I was pleased that the 2015 Everybody Walk National Summit integrated health equity as the central theme (or maybe we should say “walking equity”). Notable national leaders addressed equity head-on, including Surgeon General Dr. Vivek Murthy, Dr. Robert Bullard, Ron Sims and Tyler Norris. They challenged health and walking advocates to focus where the greatest inequities happen: in low-income neighborhoods and communities of color. Regionally, people in the Southeast suffer the most for nearly every health and social indicator.
This year’s meeting highlighted Vision Zero as a new movement within the broader healthy communities movement. Originating from Sweden, Vision Zero found its first U.S. home in New York City, with the goal of zero pedestrian deaths. As part of a sweeping legislative agenda increasing speeding penalties for dangerous drivers, NYC’s Vision Zero Action Plan calls for lowering speed limits city-wide, increasing enforcement, public outreach and new street designs.
This new emphasis complements the NYC Department of Transportation (DOT)’s Safe Streets for Seniors initiative, which identifies “senior pedestrian focus areas” based on the locations of injuries and fatalities among people over 65. In essence, the DOT is identifying areas of safety inequities for its most vulnerable residents. The city views pedestrian conditions in these neighborhoods “from a senior’s perspective,” which can result in extending pedestrian crossing times at crosswalks to accommodate slower walking speeds, constructing pedestrian safety islands, widening curbs and medians, narrowing roadways and installing new stop controls and signals.
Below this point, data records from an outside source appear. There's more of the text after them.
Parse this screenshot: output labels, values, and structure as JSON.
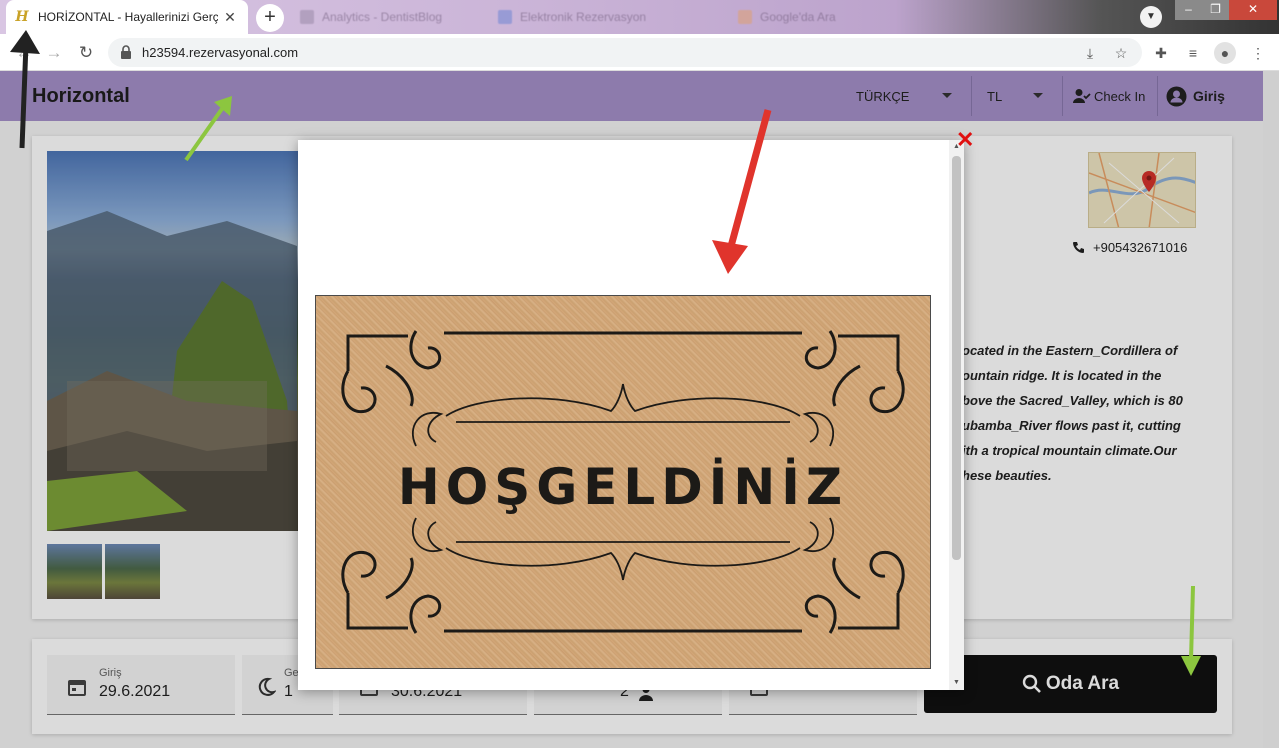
{
  "browser": {
    "active_tab": {
      "title": "HORİZONTAL - Hayallerinizi Gerç",
      "favicon": "H",
      "close": "✕"
    },
    "inactive_tabs": [
      {
        "title": "Analytics - DentistBlog"
      },
      {
        "title": "Elektronik Rezervasyon"
      },
      {
        "title": "Google'da Ara"
      }
    ],
    "new_tab": "+",
    "url": "h23594.rezervasyonal.com"
  },
  "site": {
    "brand": "Horizontal",
    "language": "TÜRKÇE",
    "currency": "TL",
    "checkin": "Check In",
    "login": "Giriş",
    "phone": "+905432671016",
    "description_lines": [
      "ocated in the Eastern_Cordillera of",
      "ountain ridge. It is located in the",
      "bove the Sacred_Valley, which is 80",
      "ubamba_River flows past it, cutting",
      "ith a tropical mountain climate.Our",
      "hese beauties."
    ]
  },
  "search": {
    "checkin_label": "Giriş",
    "checkin_value": "29.6.2021",
    "nights_label": "Ge",
    "nights_value": "1",
    "checkout_value": "30.6.2021",
    "guests_value": "2",
    "button": "Oda Ara"
  },
  "modal": {
    "close": "✕",
    "welcome_text": "HOŞGELDİNİZ"
  },
  "colors": {
    "header": "#a590c9",
    "search_button": "#111111",
    "arrow_red": "#e0342c",
    "arrow_green": "#8cc63f",
    "arrow_black": "#222222"
  }
}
AARP also had a strong presence at the Everybody Walk Summit. In the past, it has effectively promoted Complete Streets as a planning and policy framework for transportation planners and other decision makers. AARP’s 2014 toolkit, Complete Streets in the Southeast, focuses attention where walking and other inequities are more urgent. For additional resources, check out AARP’s Age-Friendly network and Livable Communities space online as well as a new Livability Index. Use the index to rate your own community across a broad set of issues that are critical to quality of life, including transportation, housing, health and social engagement.
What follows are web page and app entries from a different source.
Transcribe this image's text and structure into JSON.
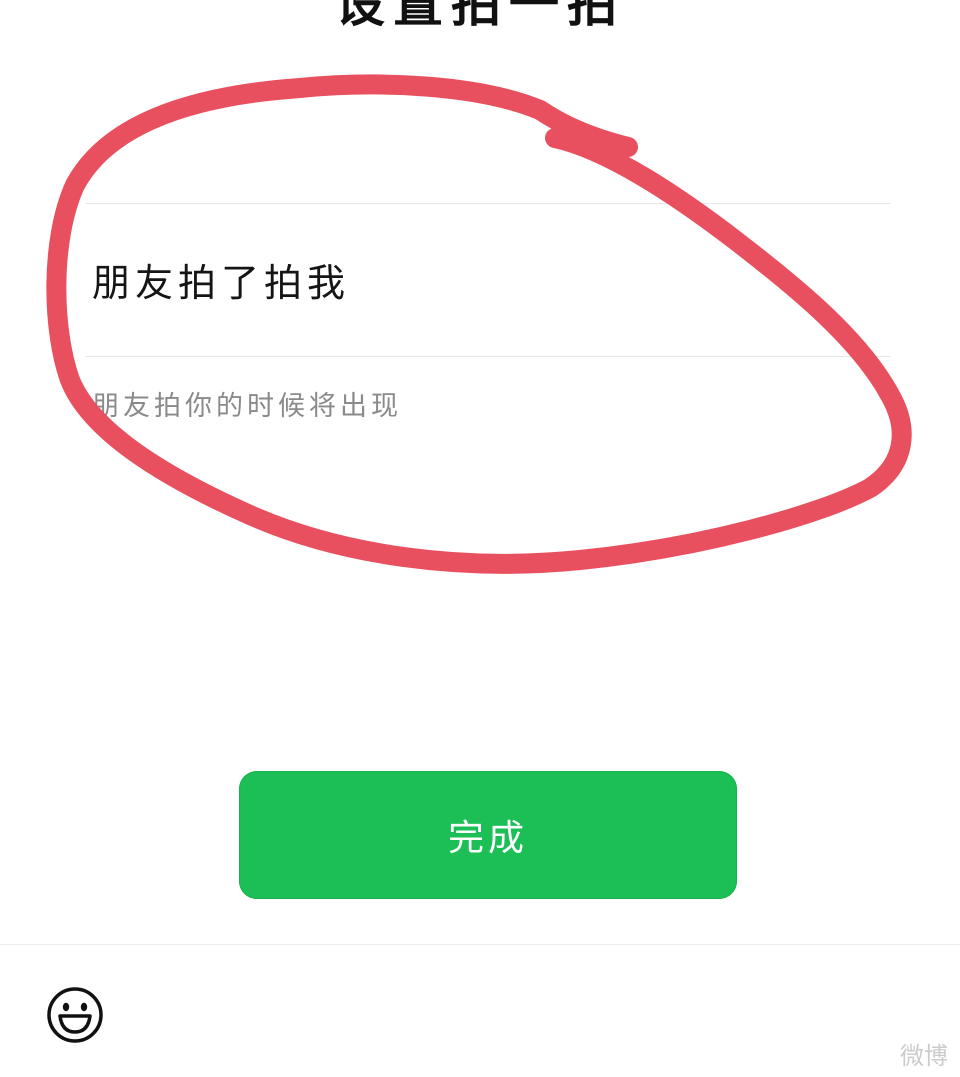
{
  "header": {
    "title": "设置拍一拍"
  },
  "form": {
    "tickle_value": "朋友拍了拍我",
    "hint": "朋友拍你的时候将出现"
  },
  "actions": {
    "done_label": "完成"
  },
  "toolbar": {
    "emoji_icon": "smiley-face-icon"
  },
  "watermark": {
    "text": "微博"
  },
  "colors": {
    "accent": "#1cbf56",
    "annotation": "#e8505f"
  }
}
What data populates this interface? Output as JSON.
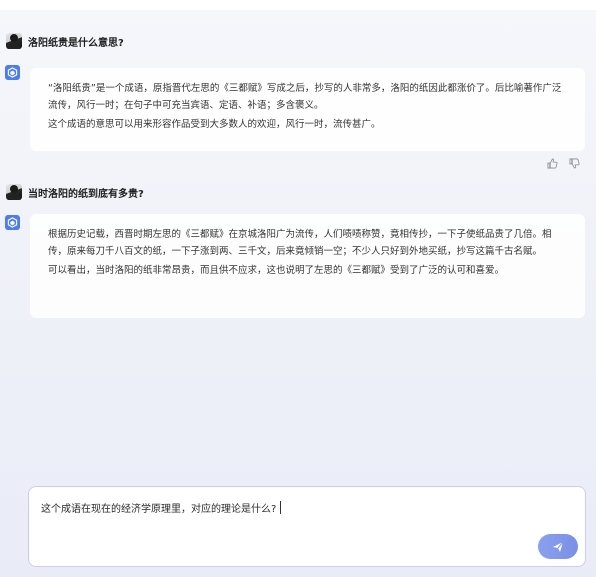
{
  "conversation": [
    {
      "question": "洛阳纸贵是什么意思?",
      "answer": [
        "“洛阳纸贵”是一个成语，原指晋代左思的《三都赋》写成之后，抄写的人非常多，洛阳的纸因此都涨价了。后比喻著作广泛流传，风行一时；在句子中可充当宾语、定语、补语；多含褒义。",
        "这个成语的意思可以用来形容作品受到大多数人的欢迎，风行一时，流传甚广。"
      ]
    },
    {
      "question": "当时洛阳的纸到底有多贵?",
      "answer": [
        "根据历史记载，西晋时期左思的《三都赋》在京城洛阳广为流传，人们啧啧称赞，竟相传抄，一下子使纸品贵了几倍。相传，原来每刀千八百文的纸，一下子涨到两、三千文，后来竟倾销一空；不少人只好到外地买纸，抄写这篇千古名赋。",
        "可以看出，当时洛阳的纸非常昂贵，而且供不应求，这也说明了左思的《三都赋》受到了广泛的认可和喜爱。"
      ]
    }
  ],
  "composer": {
    "value": "这个成语在现在的经济学原理里，对应的理论是什么?"
  },
  "icons": {
    "user_avatar": "user-avatar",
    "bot": "cube-logo-icon",
    "like": "thumbs-up-icon",
    "dislike": "thumbs-down-icon",
    "send": "send-arrow-icon"
  },
  "colors": {
    "accent": "#4d7cf0",
    "send_button": "#7f93e9",
    "input_border": "#c9cef0"
  }
}
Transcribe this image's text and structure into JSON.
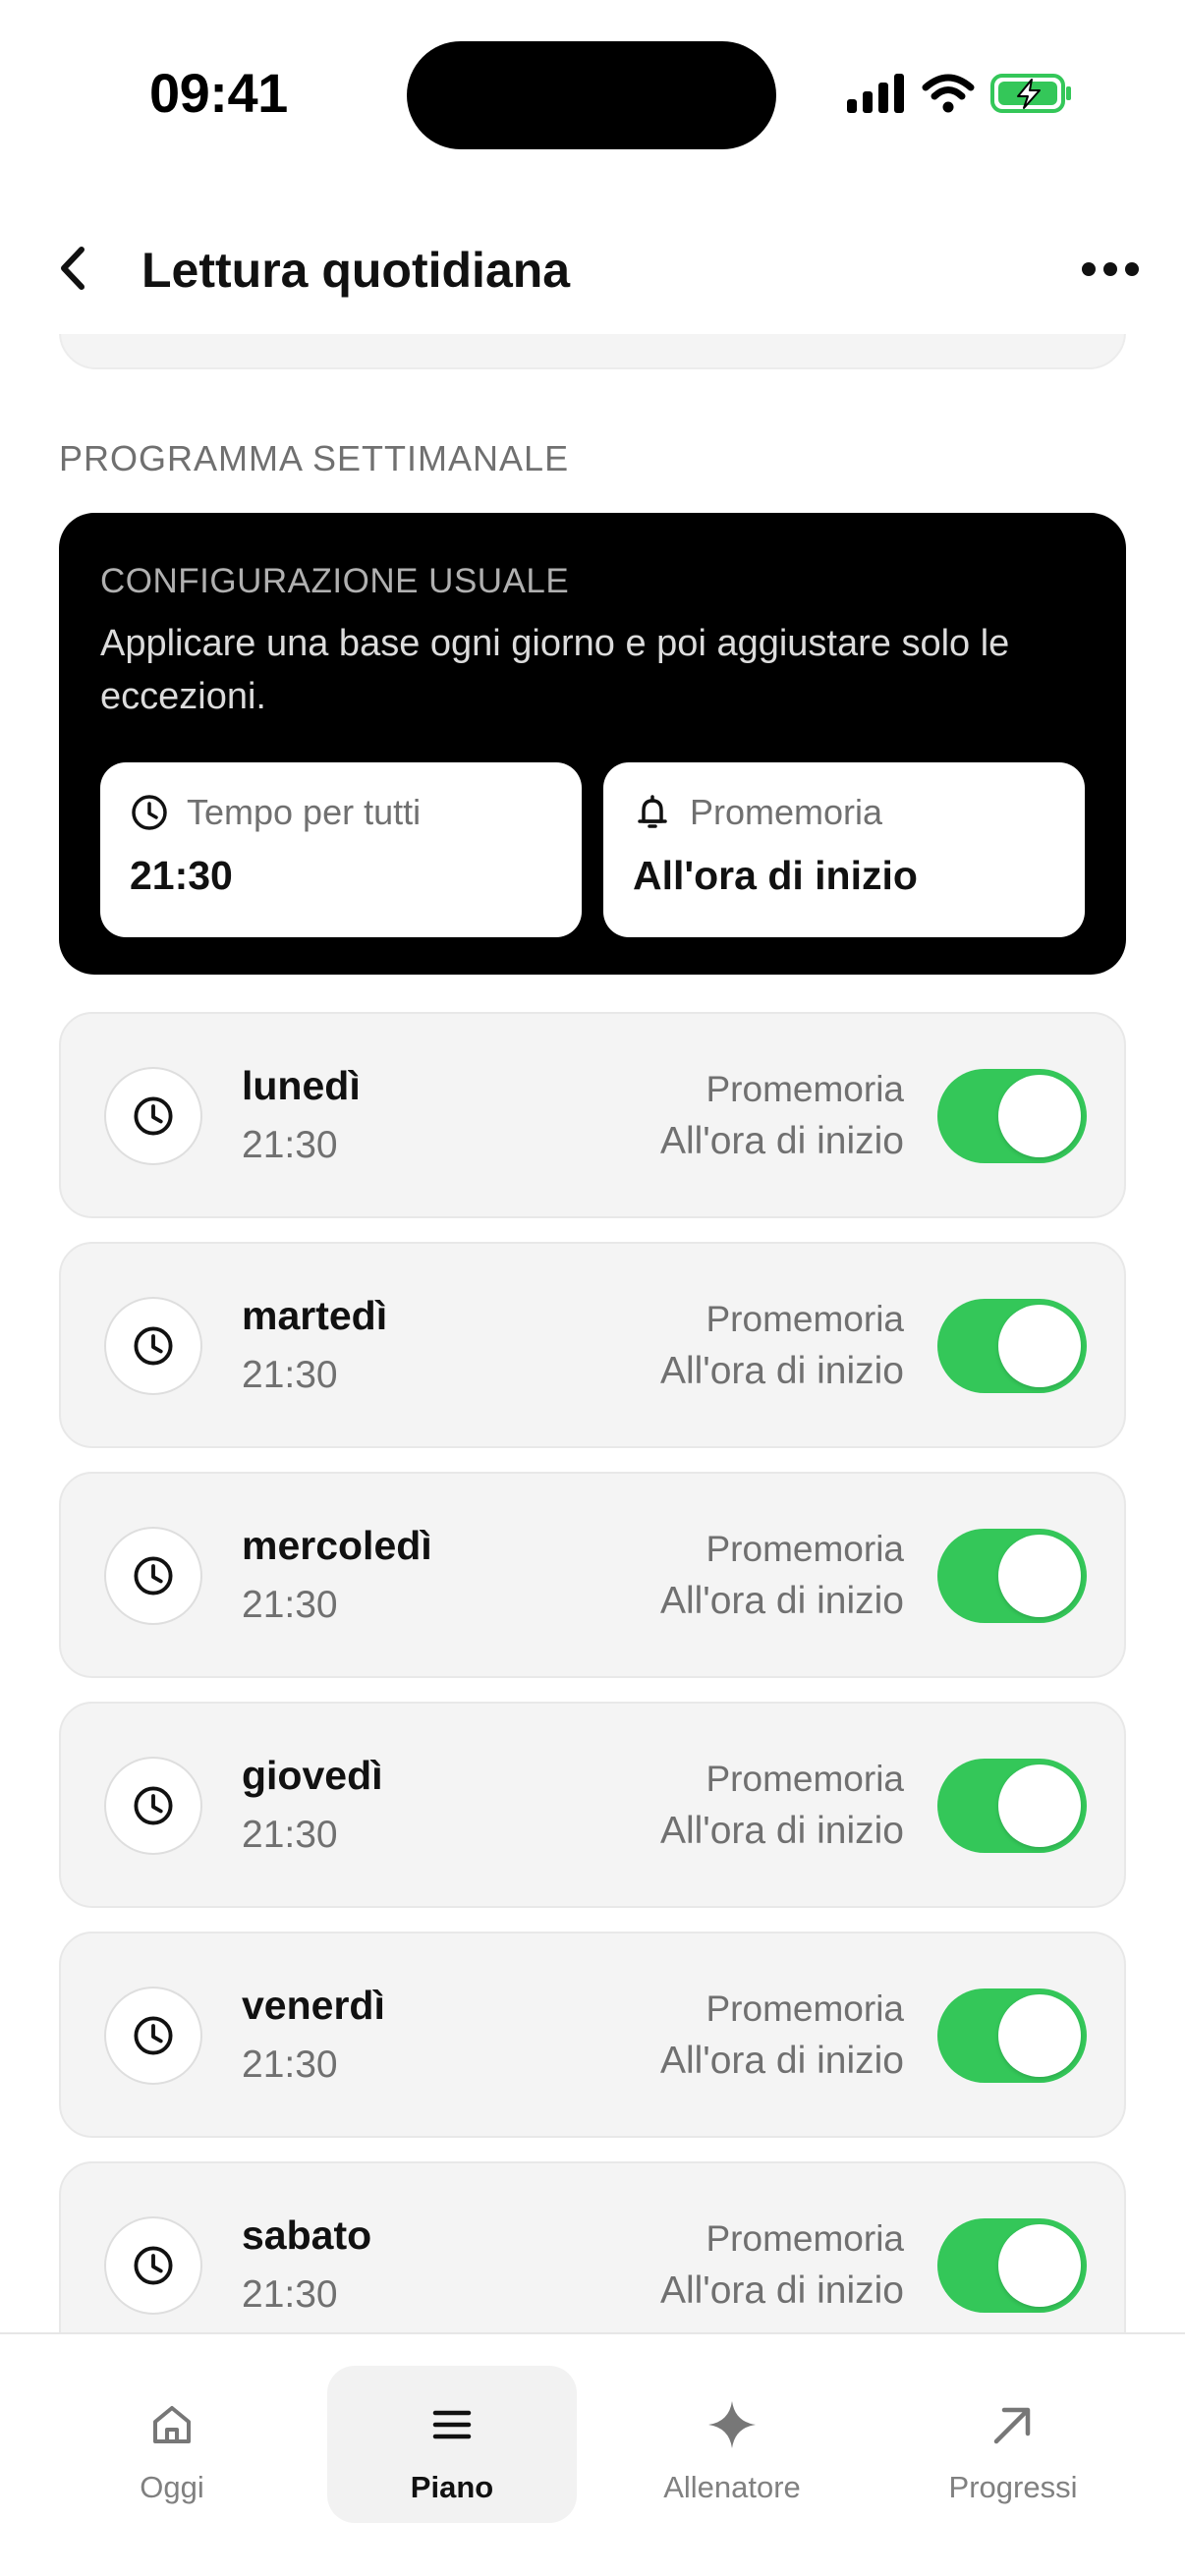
{
  "status_bar": {
    "time": "09:41"
  },
  "header": {
    "title": "Lettura quotidiana"
  },
  "section": {
    "title": "PROGRAMMA SETTIMANALE"
  },
  "config": {
    "label": "CONFIGURAZIONE USUALE",
    "description": "Applicare una base ogni giorno e poi aggiustare solo le eccezioni.",
    "time_tile": {
      "label": "Tempo per tutti",
      "value": "21:30"
    },
    "reminder_tile": {
      "label": "Promemoria",
      "value": "All'ora di inizio"
    }
  },
  "days": [
    {
      "name": "lunedì",
      "time": "21:30",
      "reminder_label": "Promemoria",
      "reminder_value": "All'ora di inizio",
      "enabled": true
    },
    {
      "name": "martedì",
      "time": "21:30",
      "reminder_label": "Promemoria",
      "reminder_value": "All'ora di inizio",
      "enabled": true
    },
    {
      "name": "mercoledì",
      "time": "21:30",
      "reminder_label": "Promemoria",
      "reminder_value": "All'ora di inizio",
      "enabled": true
    },
    {
      "name": "giovedì",
      "time": "21:30",
      "reminder_label": "Promemoria",
      "reminder_value": "All'ora di inizio",
      "enabled": true
    },
    {
      "name": "venerdì",
      "time": "21:30",
      "reminder_label": "Promemoria",
      "reminder_value": "All'ora di inizio",
      "enabled": true
    },
    {
      "name": "sabato",
      "time": "21:30",
      "reminder_label": "Promemoria",
      "reminder_value": "All'ora di inizio",
      "enabled": true
    }
  ],
  "tab_bar": {
    "tabs": [
      {
        "label": "Oggi",
        "icon": "home-icon",
        "active": false
      },
      {
        "label": "Piano",
        "icon": "menu-icon",
        "active": true
      },
      {
        "label": "Allenatore",
        "icon": "sparkle-icon",
        "active": false
      },
      {
        "label": "Progressi",
        "icon": "arrow-up-right-icon",
        "active": false
      }
    ]
  },
  "colors": {
    "toggle_on": "#34c759",
    "card_dark": "#000000",
    "row_bg": "#f4f4f4",
    "battery_green": "#34c759"
  }
}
Community advocates, planners, engineers and elected officials must work for—and with—residents who are most vulnerable, who have the greatest need for safe streets and the most to gain from more walking.